“There’s a whole bunch of (cultivators) that seem like they’re ready to go,” said Brad Zerman, the owner of a dispensary that’s being built out in Oak Park, a suburb of Chicago.

Zerman said his main surprise is that he hasn’t heard yet from more cultivators looking to cement business relationships, since there will only be up to 60 dispensaries statewide and 21 grow sites at most.

“If I was a grower, the day after I was approved, I would have called every single dispensary that I could find a phone number for,” Zerman said.

Still, Mayes said there will almost certainly be enough medical cannabis to satisfy demand straight out of the gate, simply because the registered patient count is still so low. As of July 1, there were only about 2,600 MMJ patients who had finished signing up with the state, far below the tens of thousands that were expected to sign up.

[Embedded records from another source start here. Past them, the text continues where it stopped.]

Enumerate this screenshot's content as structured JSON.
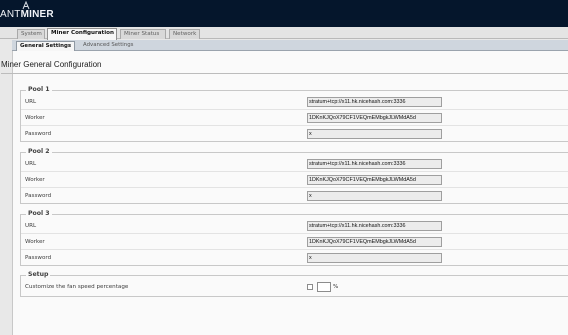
{
  "header": {
    "brand_prefix": "ANT",
    "brand_suffix": "MINER"
  },
  "tabs": [
    {
      "label": "System"
    },
    {
      "label": "Miner Configuration"
    },
    {
      "label": "Miner Status"
    },
    {
      "label": "Network"
    }
  ],
  "active_tab": "Miner Configuration",
  "subtabs": [
    {
      "label": "General Settings"
    },
    {
      "label": "Advanced Settings"
    }
  ],
  "active_subtab": "General Settings",
  "page_title": "Miner General Configuration",
  "pools": [
    {
      "legend": "Pool 1",
      "url_label": "URL",
      "url_value": "stratum+tcp://x11.hk.nicehash.com:3336",
      "worker_label": "Worker",
      "worker_value": "1DKnKJQoX79CF1VEQmEMbgkJLWMdA5d",
      "password_label": "Password",
      "password_value": "x"
    },
    {
      "legend": "Pool 2",
      "url_label": "URL",
      "url_value": "stratum+tcp://x11.hk.nicehash.com:3336",
      "worker_label": "Worker",
      "worker_value": "1DKnKJQoX79CF1VEQmEMbgkJLWMdA5d",
      "password_label": "Password",
      "password_value": "x"
    },
    {
      "legend": "Pool 3",
      "url_label": "URL",
      "url_value": "stratum+tcp://x11.hk.nicehash.com:3336",
      "worker_label": "Worker",
      "worker_value": "1DKnKJQoX79CF1VEQmEMbgkJLWMdA5d",
      "password_label": "Password",
      "password_value": "x"
    }
  ],
  "setup": {
    "legend": "Setup",
    "fan_label": "Customize the fan speed percentage",
    "fan_checked": false,
    "fan_value": "",
    "fan_unit": "%"
  },
  "colors": {
    "header_bg": "#05162c",
    "field_bg": "#ececec",
    "subtab_bar_bg": "#cfd6de"
  },
  "icons": {
    "brand_mark": "ant-logo-icon"
  }
}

Although that has some in Illinois worried, many in the industry are resting their hopes on the expectation that many more will sign up once MMJ is actually available for purchase.

Morreale, who is also the chair of the Medical Cannabis Alliance of Illinois, said he’s been working on outreach and education for physicians who are still reluctant to recommend MMJ for patients. That, along with a requirement that patients be fingerprinted by the state, are still two serious obstacles for the nascent industry, Morreale said.

“There’s still a lot of trepidation in the medical community, without question. It’s gotten better, but it’s going to be a long road,” Morreale said.

Morreale added that he believes many more physicians will come around over the next six months or so. He’s also hopeful that a petition campaign to support easing MMJ regulations will persuade policymakers to amend the program and make it easier for patients to obtain access.

But for now, the fact that Ataraxia actually has planted seeds is an encouraging sign for the industry.

“I think all these businesses are going to be up and running by the end of the year,” Zerman said.

John Schroyer can be reached at